**TASK INSTRUCTIONS**
Retype the data exactly, skipping any picture in it.

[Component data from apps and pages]
:::::

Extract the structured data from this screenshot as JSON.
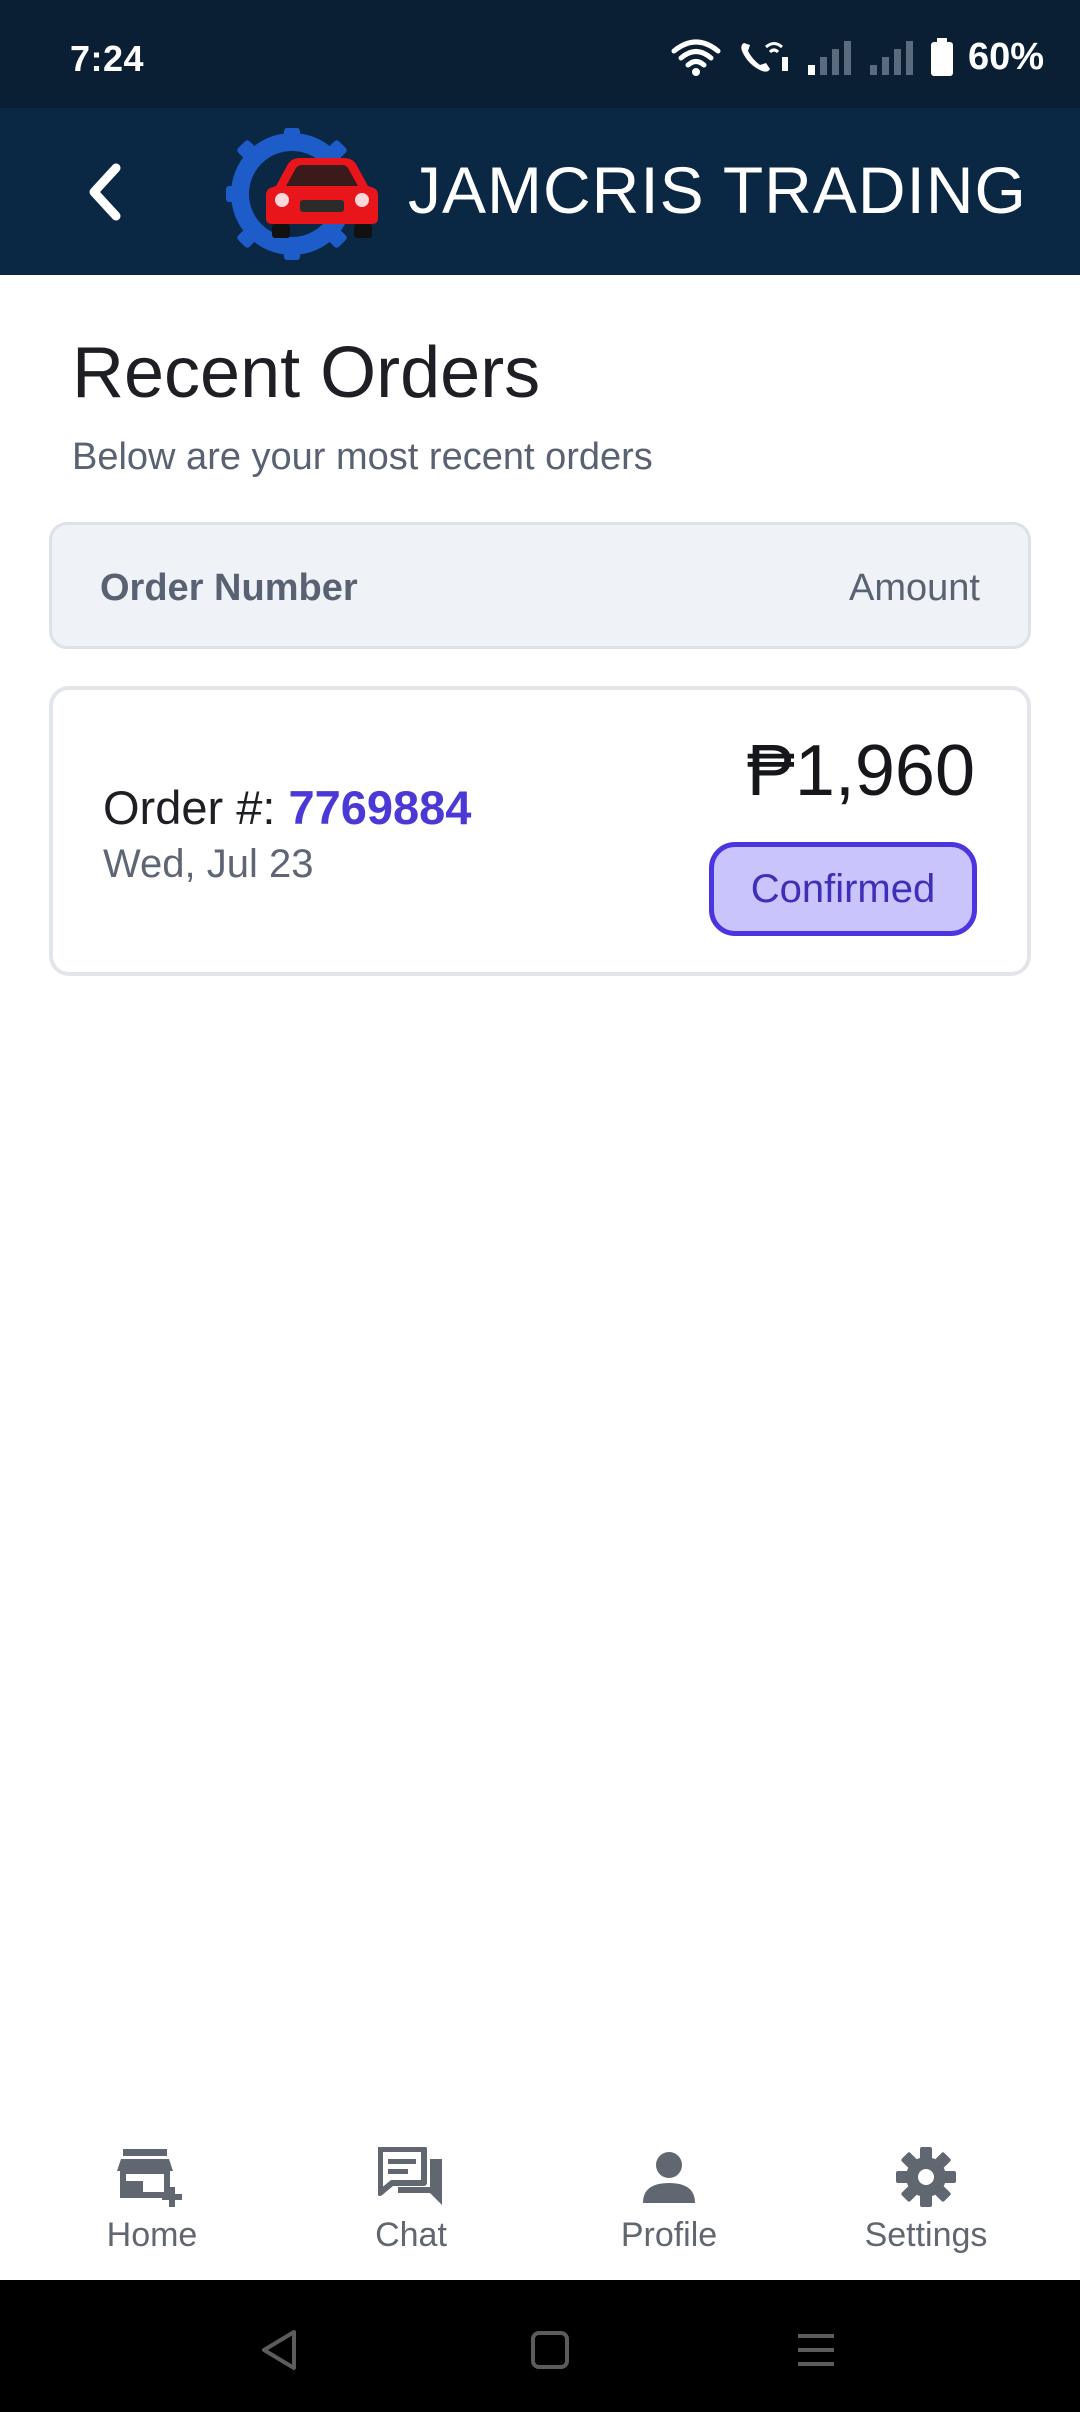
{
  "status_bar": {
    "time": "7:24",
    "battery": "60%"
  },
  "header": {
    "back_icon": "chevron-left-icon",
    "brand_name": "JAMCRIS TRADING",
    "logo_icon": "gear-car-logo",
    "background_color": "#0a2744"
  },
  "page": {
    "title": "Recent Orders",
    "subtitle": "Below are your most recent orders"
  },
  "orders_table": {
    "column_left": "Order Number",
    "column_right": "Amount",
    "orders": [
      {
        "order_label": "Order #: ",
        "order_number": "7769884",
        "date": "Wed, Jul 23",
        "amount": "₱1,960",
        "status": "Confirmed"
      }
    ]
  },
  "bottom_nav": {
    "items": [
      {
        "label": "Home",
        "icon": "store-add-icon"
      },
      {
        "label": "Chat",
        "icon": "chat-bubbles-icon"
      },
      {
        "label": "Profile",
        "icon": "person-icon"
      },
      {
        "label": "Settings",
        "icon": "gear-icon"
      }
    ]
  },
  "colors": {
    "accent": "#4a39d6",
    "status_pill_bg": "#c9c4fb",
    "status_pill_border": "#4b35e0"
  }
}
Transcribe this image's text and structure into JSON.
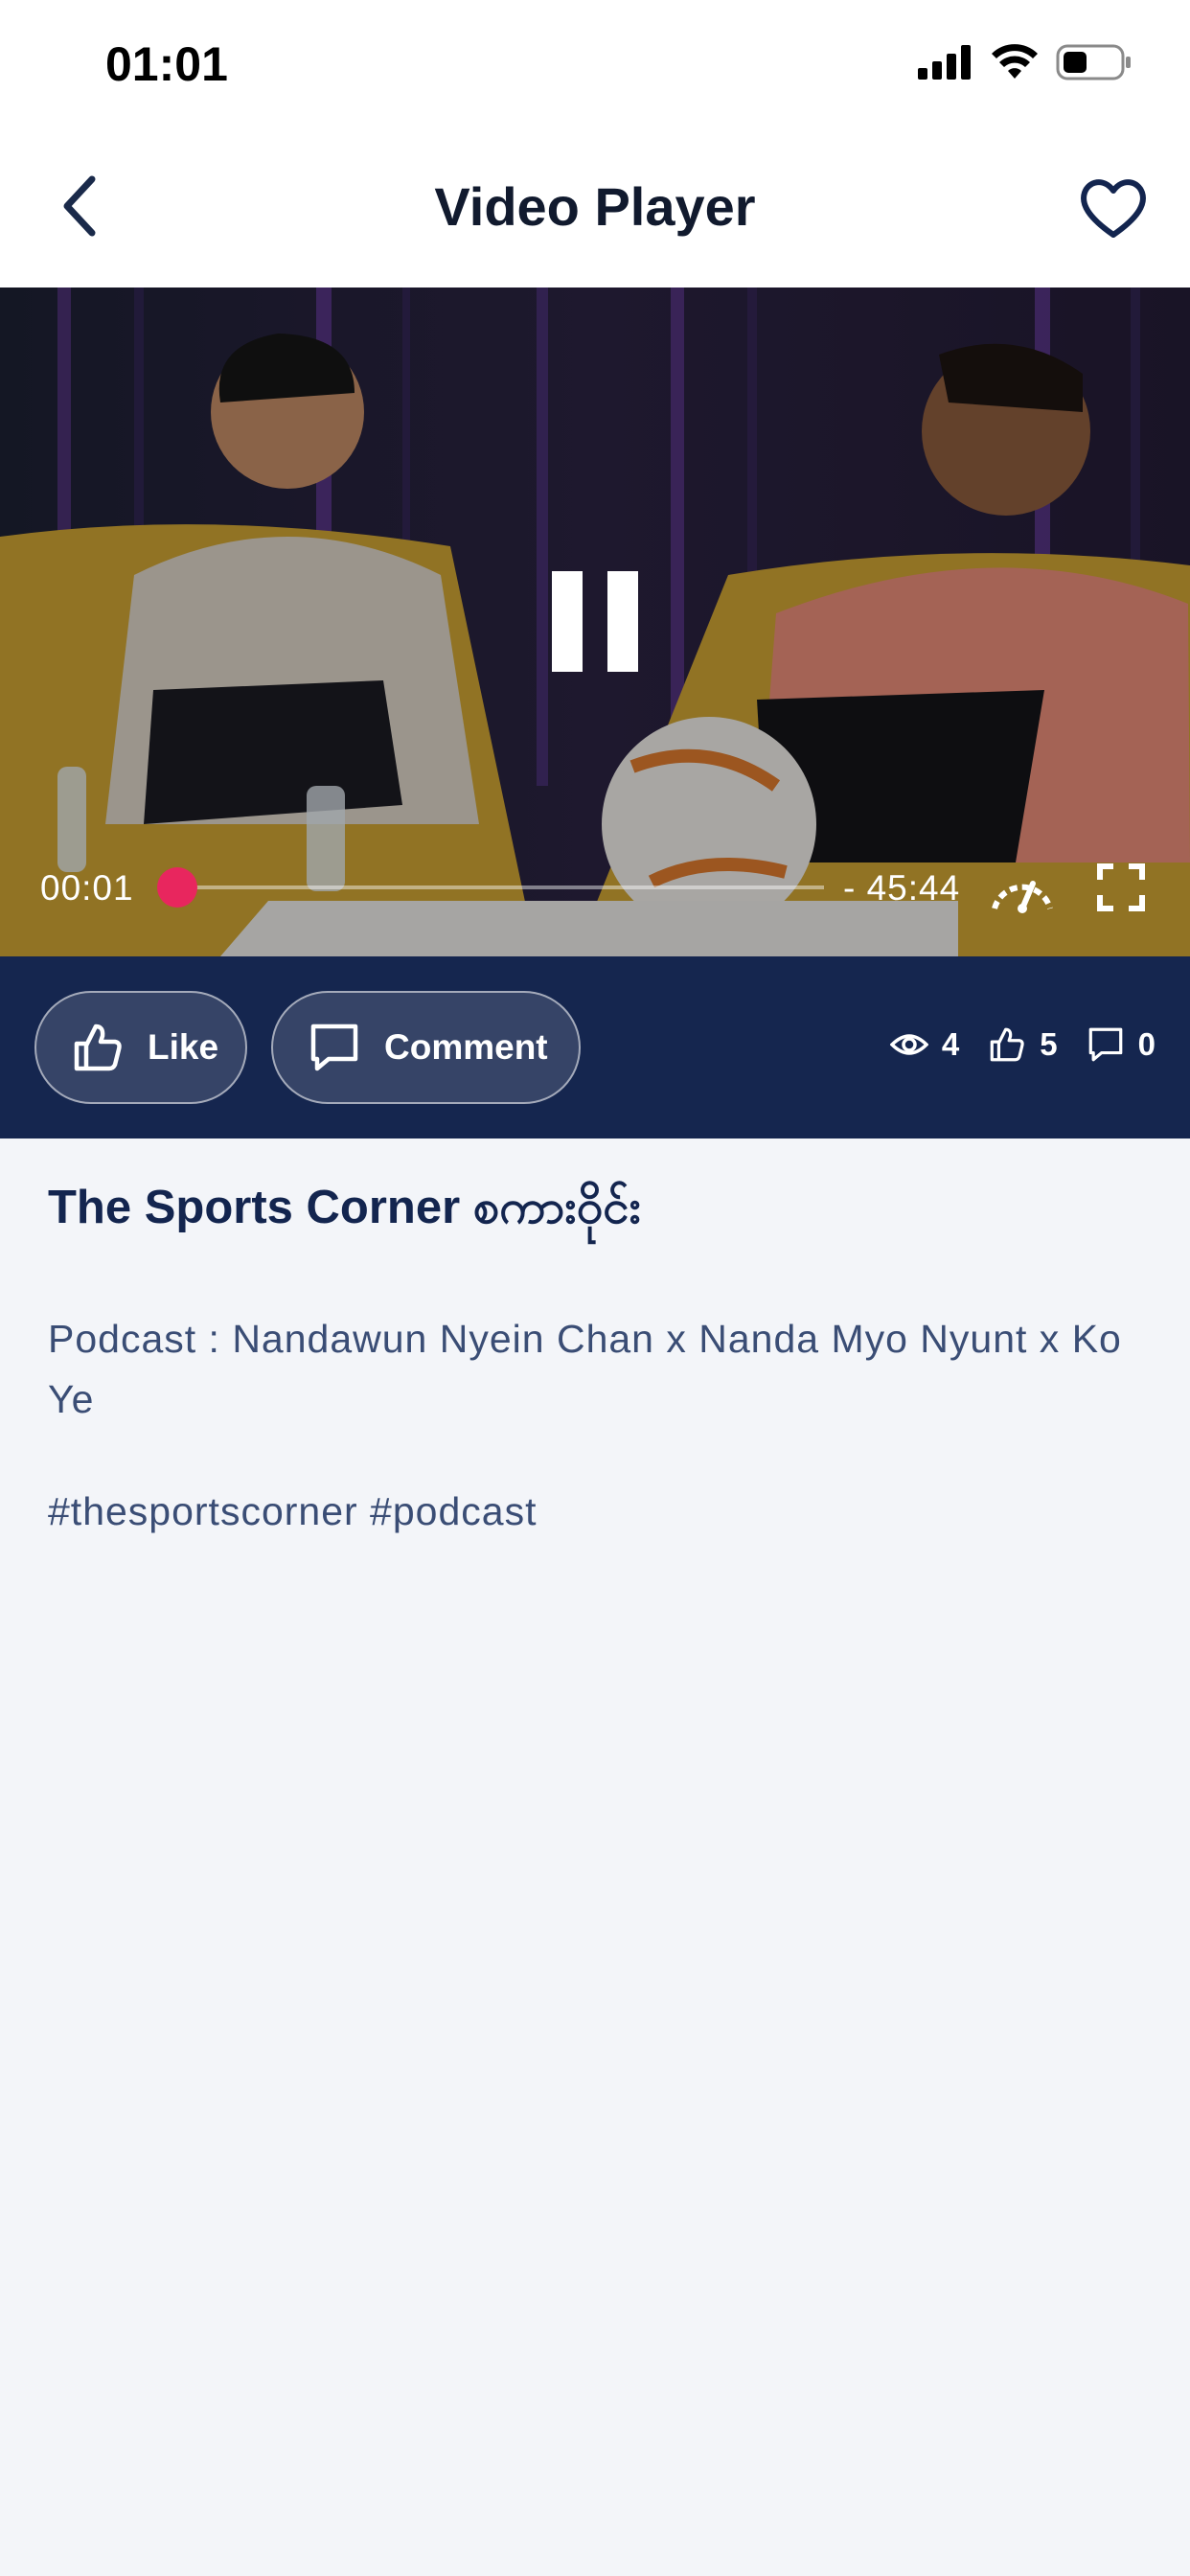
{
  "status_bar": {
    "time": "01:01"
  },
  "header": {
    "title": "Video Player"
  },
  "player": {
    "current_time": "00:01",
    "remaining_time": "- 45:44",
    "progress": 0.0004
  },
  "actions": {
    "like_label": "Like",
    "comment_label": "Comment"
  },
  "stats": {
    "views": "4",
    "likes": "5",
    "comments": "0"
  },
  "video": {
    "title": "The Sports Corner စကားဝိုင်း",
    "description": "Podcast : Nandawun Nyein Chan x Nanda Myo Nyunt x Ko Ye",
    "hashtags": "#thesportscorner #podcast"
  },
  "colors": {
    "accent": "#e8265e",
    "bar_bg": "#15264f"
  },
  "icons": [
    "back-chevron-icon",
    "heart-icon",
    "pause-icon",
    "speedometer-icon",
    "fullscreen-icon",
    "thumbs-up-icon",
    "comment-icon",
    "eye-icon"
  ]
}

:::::

**FINISHED TASK**
Extract the structured data from this screenshot as JSON.
{
  "status_bar": {
    "time": "7:24",
    "battery": "60%"
  },
  "header": {
    "back_icon": "chevron-left-icon",
    "brand_name": "JAMCRIS TRADING",
    "logo_icon": "gear-car-logo",
    "background_color": "#0a2744"
  },
  "page": {
    "title": "Recent Orders",
    "subtitle": "Below are your most recent orders"
  },
  "orders_table": {
    "column_left": "Order Number",
    "column_right": "Amount",
    "orders": [
      {
        "order_label": "Order #: ",
        "order_number": "7769884",
        "date": "Wed, Jul 23",
        "amount": "₱1,960",
        "status": "Confirmed"
      }
    ]
  },
  "bottom_nav": {
    "items": [
      {
        "label": "Home",
        "icon": "store-add-icon"
      },
      {
        "label": "Chat",
        "icon": "chat-bubbles-icon"
      },
      {
        "label": "Profile",
        "icon": "person-icon"
      },
      {
        "label": "Settings",
        "icon": "gear-icon"
      }
    ]
  },
  "colors": {
    "accent": "#4a39d6",
    "status_pill_bg": "#c9c4fb",
    "status_pill_border": "#4b35e0"
  }
}
Transcribe this image's text and structure into JSON.
{
  "status_bar": {
    "time": "01:01"
  },
  "header": {
    "title": "Video Player"
  },
  "player": {
    "current_time": "00:01",
    "remaining_time": "- 45:44",
    "progress": 0.0004
  },
  "actions": {
    "like_label": "Like",
    "comment_label": "Comment"
  },
  "stats": {
    "views": "4",
    "likes": "5",
    "comments": "0"
  },
  "video": {
    "title": "The Sports Corner စကားဝိုင်း",
    "description": "Podcast : Nandawun Nyein Chan x Nanda Myo Nyunt x Ko Ye",
    "hashtags": "#thesportscorner #podcast"
  },
  "colors": {
    "accent": "#e8265e",
    "bar_bg": "#15264f"
  },
  "icons": [
    "back-chevron-icon",
    "heart-icon",
    "pause-icon",
    "speedometer-icon",
    "fullscreen-icon",
    "thumbs-up-icon",
    "comment-icon",
    "eye-icon"
  ]
}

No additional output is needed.